There was to be an investigation at our home the following Monday morning. Let me back up and fill in a few blanks here. The truth is that I remember calling Nathan right after Molly’s initial appointment as we were on our way to get x-rays, saying, “I had a weird feeling about the doctor we saw. She seemed more concerned about the fact that Molly hadn’t been at every CDC recommended Well Child visit than about the fracture.

Now, to my credit, I did not roll my eyes back into my throat, but instead responded with a smile, “I have a scale and weigh her at home. The doctor did not seem reassured by this at all, but said, “Well, we also need to make sure she’s hitting her milestones. Again I smiled and said, “As a third-time mom I have felt confident in assessing that she’s growing and developing right on track. No one wants to be faced with the thought that taking a child for medical care will be worse than the injury. That first Monday evening a nurse from the practice called me to deliver the results of the x-rays. She advised me that these fractures are relatively common, and that all we needed to do was to safety pin her sleeve to the bodice of her clothing each day to limit her mobility and create a sort of a sling. She also recommended a follow-up at Boston Children’s.
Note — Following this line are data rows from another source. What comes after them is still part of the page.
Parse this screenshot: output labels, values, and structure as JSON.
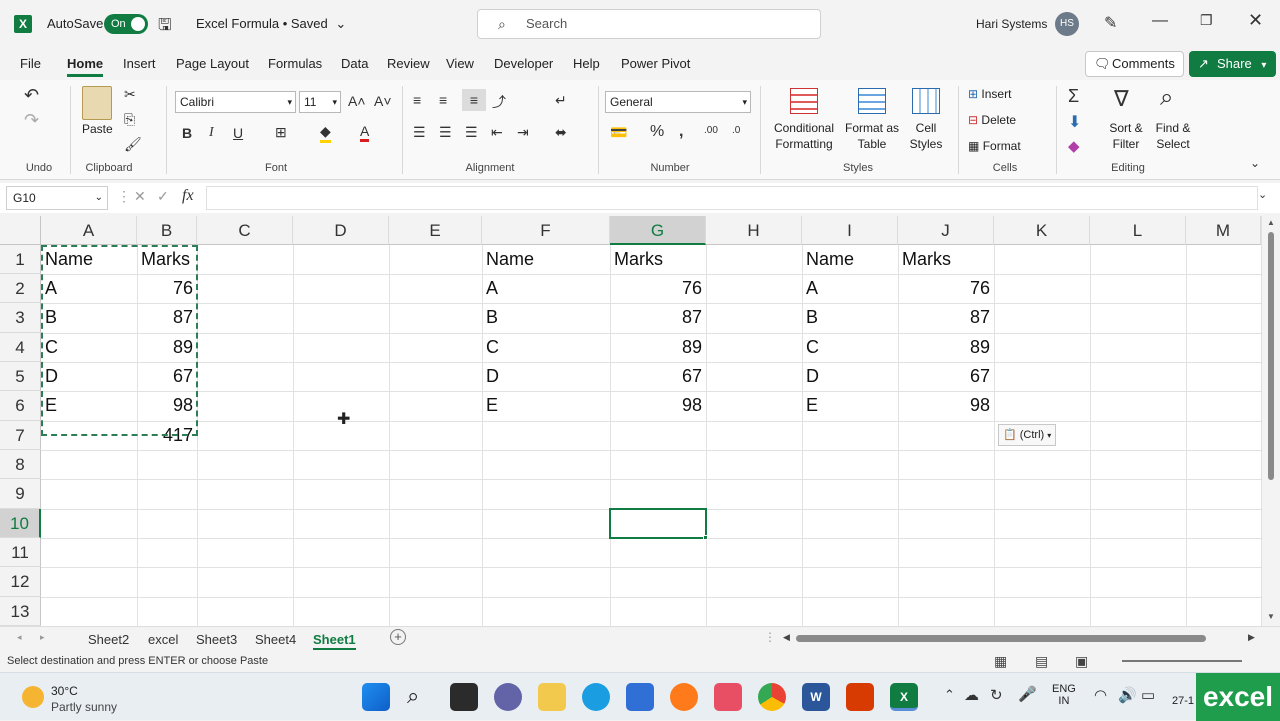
{
  "titlebar": {
    "autosave_label": "AutoSave",
    "autosave_state": "On",
    "doc_title": "Excel Formula • Saved",
    "search_placeholder": "Search",
    "user_name": "Hari Systems",
    "user_initials": "HS"
  },
  "menu": {
    "items": [
      "File",
      "Home",
      "Insert",
      "Page Layout",
      "Formulas",
      "Data",
      "Review",
      "View",
      "Developer",
      "Help",
      "Power Pivot"
    ],
    "active": "Home",
    "comments_label": "Comments",
    "share_label": "Share"
  },
  "ribbon": {
    "groups": {
      "undo": "Undo",
      "clipboard": "Clipboard",
      "font": "Font",
      "alignment": "Alignment",
      "number": "Number",
      "styles": "Styles",
      "cells": "Cells",
      "editing": "Editing"
    },
    "paste_label": "Paste",
    "font_name": "Calibri",
    "font_size": "11",
    "number_format": "General",
    "conditional_formatting": [
      "Conditional",
      "Formatting"
    ],
    "format_as_table": [
      "Format as",
      "Table"
    ],
    "cell_styles": [
      "Cell",
      "Styles"
    ],
    "insert_label": "Insert",
    "delete_label": "Delete",
    "format_label": "Format",
    "sort_filter": [
      "Sort &",
      "Filter"
    ],
    "find_select": [
      "Find &",
      "Select"
    ]
  },
  "formula_bar": {
    "name_box": "G10",
    "fx": "fx",
    "formula": ""
  },
  "grid": {
    "columns": [
      "A",
      "B",
      "C",
      "D",
      "E",
      "F",
      "G",
      "H",
      "I",
      "J",
      "K",
      "L",
      "M"
    ],
    "rows": [
      "1",
      "2",
      "3",
      "4",
      "5",
      "6",
      "7",
      "8",
      "9",
      "10",
      "11",
      "12",
      "13"
    ],
    "selected_column": "G",
    "selected_row": "10",
    "table1": {
      "header": [
        "Name",
        "Marks"
      ],
      "rows": [
        [
          "A",
          "76"
        ],
        [
          "B",
          "87"
        ],
        [
          "C",
          "89"
        ],
        [
          "D",
          "67"
        ],
        [
          "E",
          "98"
        ]
      ],
      "total": "417"
    },
    "table2": {
      "header": [
        "Name",
        "Marks"
      ],
      "rows": [
        [
          "A",
          "76"
        ],
        [
          "B",
          "87"
        ],
        [
          "C",
          "89"
        ],
        [
          "D",
          "67"
        ],
        [
          "E",
          "98"
        ]
      ]
    },
    "table3": {
      "header": [
        "Name",
        "Marks"
      ],
      "rows": [
        [
          "A",
          "76"
        ],
        [
          "B",
          "87"
        ],
        [
          "C",
          "89"
        ],
        [
          "D",
          "67"
        ],
        [
          "E",
          "98"
        ]
      ]
    },
    "paste_options_label": "(Ctrl)"
  },
  "sheets": {
    "tabs": [
      "Sheet2",
      "excel",
      "Sheet3",
      "Sheet4",
      "Sheet1"
    ],
    "active": "Sheet1"
  },
  "status": {
    "message": "Select destination and press ENTER or choose Paste"
  },
  "taskbar": {
    "weather_temp": "30°C",
    "weather_desc": "Partly sunny",
    "lang_line1": "ENG",
    "lang_line2": "IN",
    "date_partial": "27-1",
    "watermark": "excel"
  },
  "colors": {
    "accent": "#107c41",
    "ribbon_bg": "#f9f9f9",
    "chrome_bg": "#f3f3f3"
  }
}
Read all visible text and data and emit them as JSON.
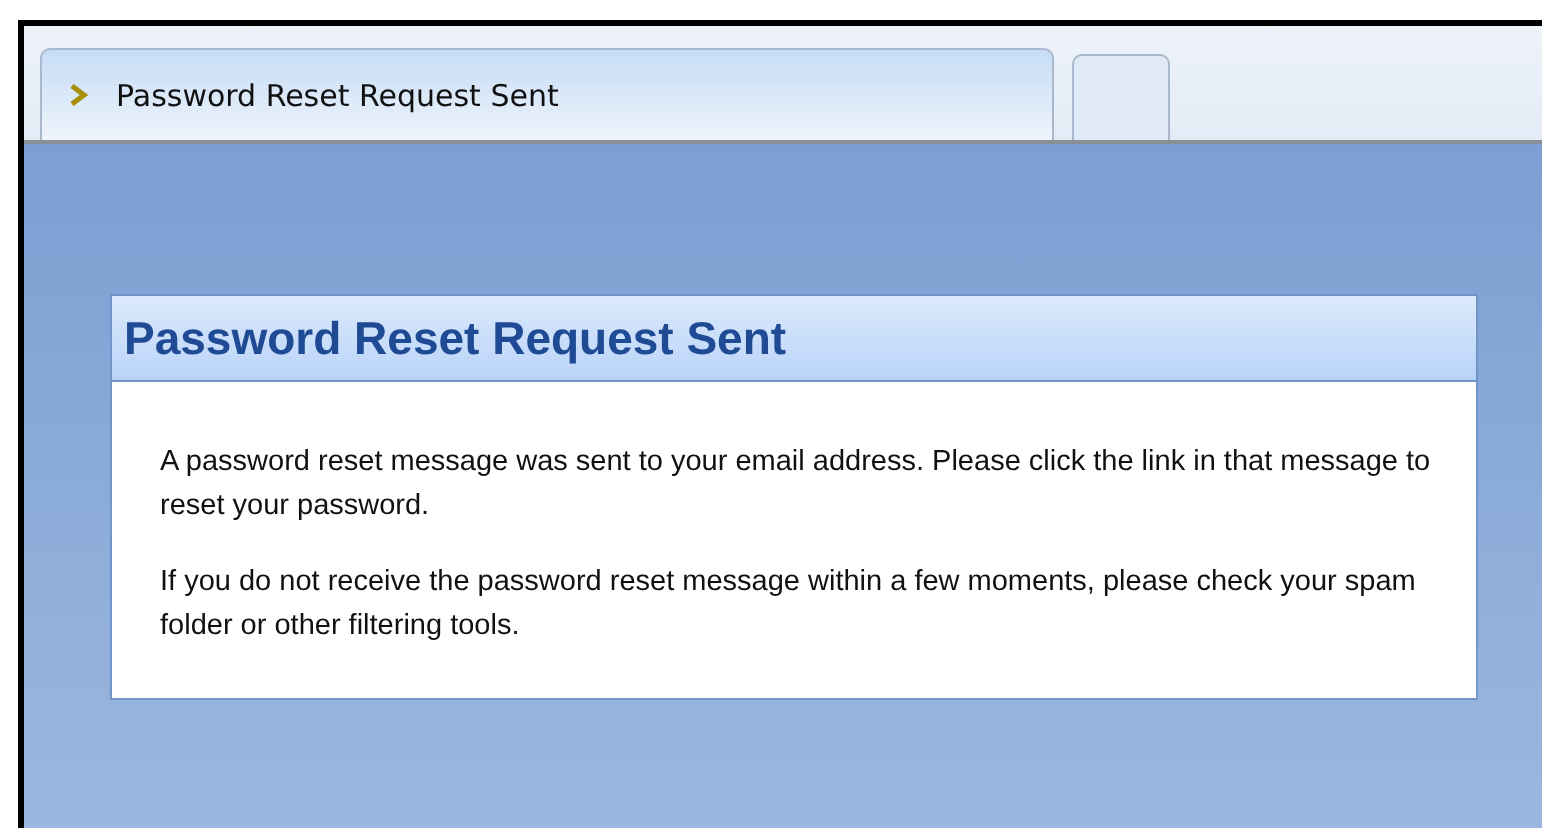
{
  "tabs": [
    {
      "kind": "page",
      "label": "Password Reset Request Sent",
      "selected": true
    },
    {
      "kind": "blank",
      "selected": false
    }
  ],
  "card": {
    "title": "Password Reset Request Sent",
    "paragraphs": [
      "A password reset message was sent to your email address. Please click the link in that message to reset your password.",
      "If you do not receive the password reset message within a few moments, please check your spam folder or other filtering tools."
    ]
  }
}
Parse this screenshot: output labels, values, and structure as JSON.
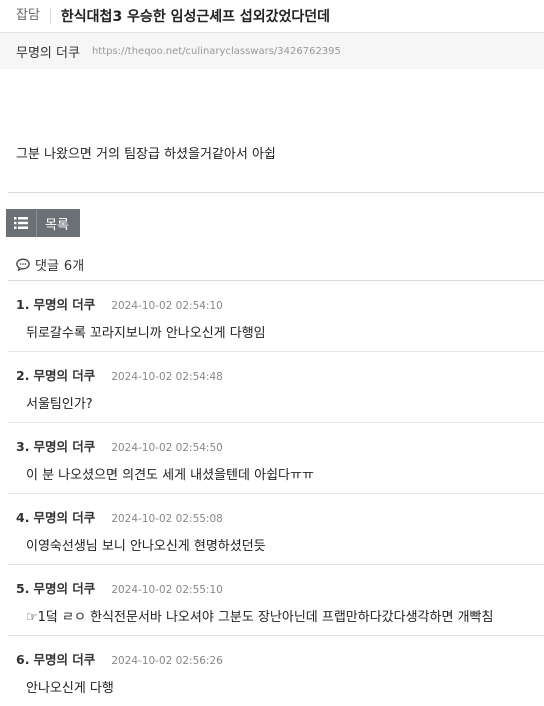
{
  "post": {
    "category": "잡담",
    "title": "한식대첩3 우승한 임성근셰프 섭외갔었다던데",
    "author": "무명의 더쿠",
    "url": "https://theqoo.net/culinaryclasswars/3426762395",
    "body": "그분 나왔으면 거의 팀장급 하셨을거같아서 아쉽"
  },
  "toolbar": {
    "list_label": "목록",
    "list_icon": "list-icon"
  },
  "comments_header": {
    "label": "댓글",
    "count": "6개",
    "icon": "speech-bubble-icon"
  },
  "comments": [
    {
      "index": "1.",
      "author": "무명의 더쿠",
      "time": "2024-10-02 02:54:10",
      "text": "뒤로갈수록 꼬라지보니까 안나오신게 다행임"
    },
    {
      "index": "2.",
      "author": "무명의 더쿠",
      "time": "2024-10-02 02:54:48",
      "text": "서울팀인가?"
    },
    {
      "index": "3.",
      "author": "무명의 더쿠",
      "time": "2024-10-02 02:54:50",
      "text": "이 분 나오셨으면 의견도 세게 내셨을텐데 아쉽다ㅠㅠ"
    },
    {
      "index": "4.",
      "author": "무명의 더쿠",
      "time": "2024-10-02 02:55:08",
      "text": "이영숙선생님 보니 안나오신게 현명하셨던듯"
    },
    {
      "index": "5.",
      "author": "무명의 더쿠",
      "time": "2024-10-02 02:55:10",
      "text": "☞1덬 ㄹㅇ 한식전문서바 나오셔야 그분도 장난아닌데 프랩만하다갔다생각하면 개빡침"
    },
    {
      "index": "6.",
      "author": "무명의 더쿠",
      "time": "2024-10-02 02:56:26",
      "text": "안나오신게 다행"
    }
  ]
}
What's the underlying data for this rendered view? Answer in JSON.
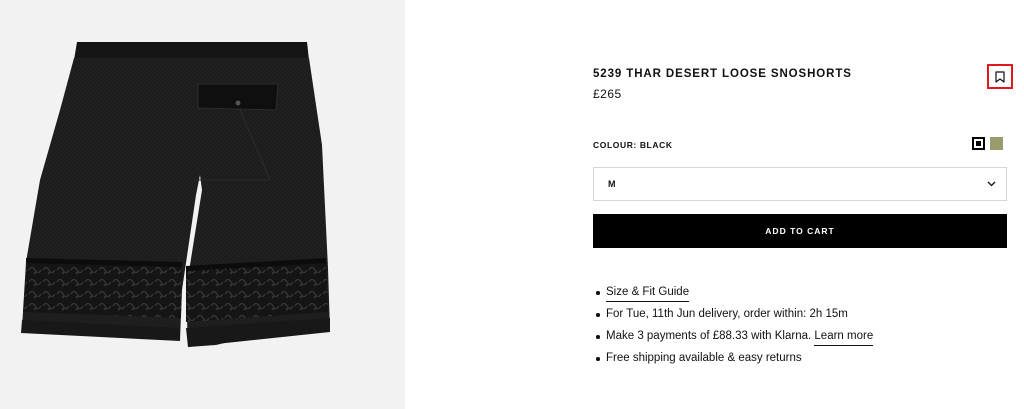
{
  "gallery": {
    "image_alt": "Black loose shorts with embroidered hem, rear view"
  },
  "product": {
    "title": "5239  THAR DESERT LOOSE SNOSHORTS",
    "price": "£265",
    "colour_label": "COLOUR: BLACK",
    "swatches": [
      {
        "name": "black",
        "color": "#000000",
        "selected": true
      },
      {
        "name": "olive",
        "color": "#9a9c6e",
        "selected": false
      }
    ],
    "size_value": "M",
    "add_to_cart_label": "ADD TO CART"
  },
  "info": {
    "size_guide": "Size & Fit Guide",
    "delivery": "For Tue, 11th Jun delivery, order within: 2h 15m",
    "klarna_text": "Make 3 payments of £88.33 with Klarna.",
    "klarna_link": "Learn more",
    "shipping": "Free shipping available & easy returns"
  },
  "colors": {
    "accent_outline": "#e0191f",
    "button_bg": "#000000"
  }
}
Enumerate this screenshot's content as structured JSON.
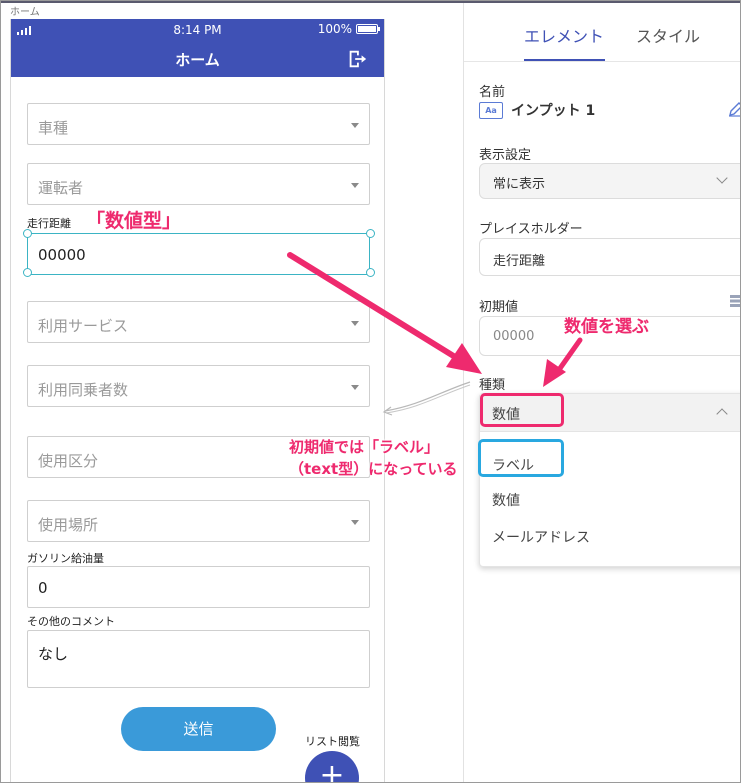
{
  "canvas": {
    "label": "ホーム"
  },
  "statusbar": {
    "time": "8:14 PM",
    "battery": "100%"
  },
  "appbar": {
    "title": "ホーム"
  },
  "form": {
    "car_type": "車種",
    "driver": "運転者",
    "distance_label": "走行距離",
    "distance_value": "00000",
    "service": "利用サービス",
    "passengers": "利用同乗者数",
    "usage_type": "使用区分",
    "usage_place": "使用場所",
    "fuel_label": "ガソリン給油量",
    "fuel_value": "0",
    "comment_label": "その他のコメント",
    "comment_value": "なし",
    "submit_label": "送信",
    "list_label": "リスト閲覧",
    "fab_label": "+"
  },
  "panel": {
    "tab_element": "エレメント",
    "tab_style": "スタイル",
    "name_label": "名前",
    "name_icon_text": "Aa",
    "name_value": "インプット 1",
    "visibility_label": "表示設定",
    "visibility_value": "常に表示",
    "placeholder_label": "プレイスホルダー",
    "placeholder_value": "走行距離",
    "initial_label": "初期値",
    "initial_value": "00000",
    "type_label": "種類",
    "type_selected": "数値",
    "options": [
      "ラベル",
      "数値",
      "メールアドレス"
    ]
  },
  "annotations": {
    "numeric_type": "「数値型」",
    "choose_numeric": "数値を選ぶ",
    "default_label_line1": "初期値では「ラベル」",
    "default_label_line2": "（text型）になっている"
  },
  "colors": {
    "header": "#3f51b5",
    "submit": "#3a9ad9",
    "annotation": "#ee2a6e",
    "highlight_blue": "#29a8e0",
    "selection": "#3bb4c4"
  }
}
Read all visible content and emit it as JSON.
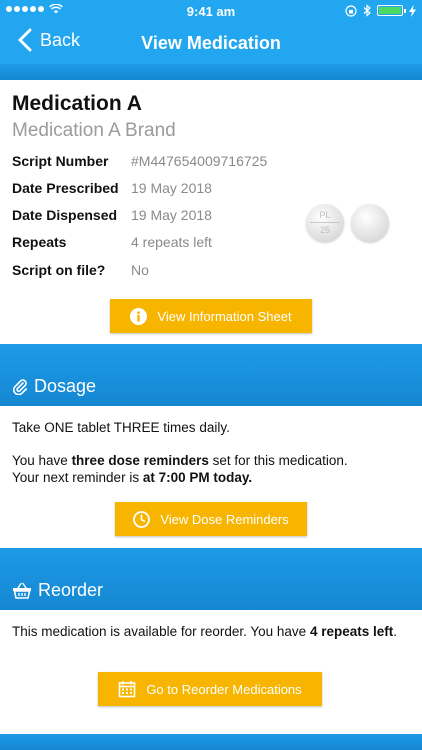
{
  "status_bar": {
    "time": "9:41 am"
  },
  "nav": {
    "back_label": "Back",
    "title": "View Medication"
  },
  "medication": {
    "name": "Medication A",
    "brand": "Medication A Brand",
    "details": [
      {
        "label": "Script Number",
        "value": "#M447654009716725"
      },
      {
        "label": "Date Prescribed",
        "value": "19 May 2018"
      },
      {
        "label": "Date Dispensed",
        "value": "19 May 2018"
      },
      {
        "label": "Repeats",
        "value": "4 repeats left"
      },
      {
        "label": "Script on file?",
        "value": "No"
      }
    ],
    "pill_imprint_top": "PL",
    "pill_imprint_bottom": "25",
    "info_button": "View Information Sheet"
  },
  "dosage": {
    "header": "Dosage",
    "instruction": "Take ONE tablet THREE times daily.",
    "reminder_prefix": "You have ",
    "reminder_count": "three dose reminders",
    "reminder_suffix": " set for this medication.",
    "next_prefix": "Your next reminder is ",
    "next_time": "at 7:00 PM today.",
    "button": "View Dose Reminders"
  },
  "reorder": {
    "header": "Reorder",
    "text_prefix": "This medication is available for reorder. You have ",
    "repeats_bold": "4 repeats left",
    "text_suffix": ".",
    "button": "Go to Reorder Medications"
  },
  "colors": {
    "accent": "#f7b500",
    "primary": "#22a6f0"
  }
}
The following morning I called the nurse back to ask a few questions. Was the follow-up in Boston so the x-rays could be read by someone more specialized? Was there a chance she would need surgery? Would they advise treatment more intensive than the safety pin? Should I give her motrin if she was in pain? The nurse reassured me that Molly would be fine and would heal quickly. Since lengthy rides in her car seat seemed uncomfortable for a baby with a broken clavicle, and since our oldest daughter also had a lingering cough that had been causing chest pain, I decided that avoiding unnecessary trips into the city was an excellent plan, and agreed to follow up at our family practice.